Maji from Truck

After a flight and a overnight in Jimma, we began the long, long truck ride to Maji. This was our first glimpse of Maji in the distance from the truck.

Waking up in Maji on that first morning, the birds’ song wafting through my open window, I popped out of bed to see the view. The air was thin, like the mountain air that it was, and carried the strong smell of eucalyptus.

We had arrived in darkness the night before leaving us, with an air of suspense. Was it as I remembered?

Sunset over Maji

Sunset over Maji.

The sky was lighting up, and I grabbed my art supplies and headed out to paint. This was a habit that stayed with me throughout the trip. An African sky never disappoints, be it sunrise, sunset or midday. I was there for it all. The view was as magnificent as I remembered.

This was my second trip to this remote part of Ethiopia: My friends, Jane and Caroline Kurtz, brought me here three years ago. They were raised on this lush, magnificent mountain, overlooking a breathtaking valley that rolled on into the next.

On our last visit, we had to stay in Tum, about 25 minutes outside of Maji. This time we were able to stay in Maji, where we could simply roll out of bed and paint. In any direction, there was something beautiful to inspire.

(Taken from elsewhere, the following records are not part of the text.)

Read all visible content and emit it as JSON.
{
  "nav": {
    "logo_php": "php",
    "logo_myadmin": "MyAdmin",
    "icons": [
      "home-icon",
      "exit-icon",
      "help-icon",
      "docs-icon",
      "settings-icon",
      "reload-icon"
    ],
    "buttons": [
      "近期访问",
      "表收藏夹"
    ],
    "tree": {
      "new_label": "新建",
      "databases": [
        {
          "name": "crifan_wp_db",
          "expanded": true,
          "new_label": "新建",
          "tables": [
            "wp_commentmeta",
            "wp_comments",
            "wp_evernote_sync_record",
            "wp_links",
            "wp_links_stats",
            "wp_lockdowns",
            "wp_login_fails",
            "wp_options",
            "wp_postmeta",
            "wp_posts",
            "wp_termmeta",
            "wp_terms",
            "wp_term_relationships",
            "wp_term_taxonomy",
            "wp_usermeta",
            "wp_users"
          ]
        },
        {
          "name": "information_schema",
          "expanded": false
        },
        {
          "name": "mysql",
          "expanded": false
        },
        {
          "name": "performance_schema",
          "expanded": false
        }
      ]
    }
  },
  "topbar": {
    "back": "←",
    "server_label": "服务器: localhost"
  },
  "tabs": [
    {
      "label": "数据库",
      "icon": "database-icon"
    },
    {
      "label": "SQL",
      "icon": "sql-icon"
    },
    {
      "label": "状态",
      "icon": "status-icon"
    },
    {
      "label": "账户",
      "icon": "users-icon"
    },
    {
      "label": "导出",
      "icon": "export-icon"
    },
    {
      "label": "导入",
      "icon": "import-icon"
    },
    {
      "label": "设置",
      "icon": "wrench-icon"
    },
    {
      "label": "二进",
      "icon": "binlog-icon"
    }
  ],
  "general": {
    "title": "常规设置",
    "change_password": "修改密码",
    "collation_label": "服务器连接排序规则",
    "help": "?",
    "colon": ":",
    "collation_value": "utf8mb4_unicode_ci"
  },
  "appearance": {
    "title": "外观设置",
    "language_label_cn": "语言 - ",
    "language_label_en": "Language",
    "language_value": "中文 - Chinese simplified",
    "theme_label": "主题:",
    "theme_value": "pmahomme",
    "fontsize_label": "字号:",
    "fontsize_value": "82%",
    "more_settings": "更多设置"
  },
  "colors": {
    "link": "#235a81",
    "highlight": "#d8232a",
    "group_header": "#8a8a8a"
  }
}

Every trip is a little different, and this time, things were low key in terms of our plans and goals. Only two of us painters were along with four writers. My goal was simply to make art and share it with all of you and fundraise for my friend Jane’s “Ready Set Go” books, which are being distributed as early readers in local languages throughout Ethiopia. It’s such an important part of early childhood development. I also wanted to raise awareness — and hopefully some cash — for my friend Caroline, who is doing exceptional work in Maji involving solar energy, clean water and — near to my heart — woman’s empowerment.

But I myself had no big projects, and I enjoyed this reprieve, this opportunity to just make art along side my extremely talented friend Nahosenay Negussie.

The two of us, plus our driver, Orion, bumped along in that truck, finding so many stunning painting locations, it was hard to choose. We laughed and enjoyed this rural life, where all of us were outsiders. Orion and Nahosenay, being big city boys, had more in common with me, a white American of Dutch decent, than the rural Ethiopians (or so the studies say). I don’t know, they looked very comfortable and at home talking with the locals. Still, I could see they were absorbing something new as well. Whatever the truth, we were all experiencing this exotic land with wonder. We absorbed the beauty and experiences, and these images and memories piled up.

I’m home now looking at the art I made, finding it unworthy of the locations we saw. I’m still jet lagged only four days out. Things seem foggy. I’m sure in the end, the art will be beautiful. It’s just all an awfully lot to take in. The sounds of cow bells coming down the road and children laughing and jumping all about, speaking languages I can’t understand, and it’s all swirling in my head. The images of the people, always with a smile burning in my mind. The sights of the mountains and valleys and oh, those skies! Those beautiful, magnificent African skies.

Stay tuned as I process and unpack the memories and grapple with making the art that comes out of them!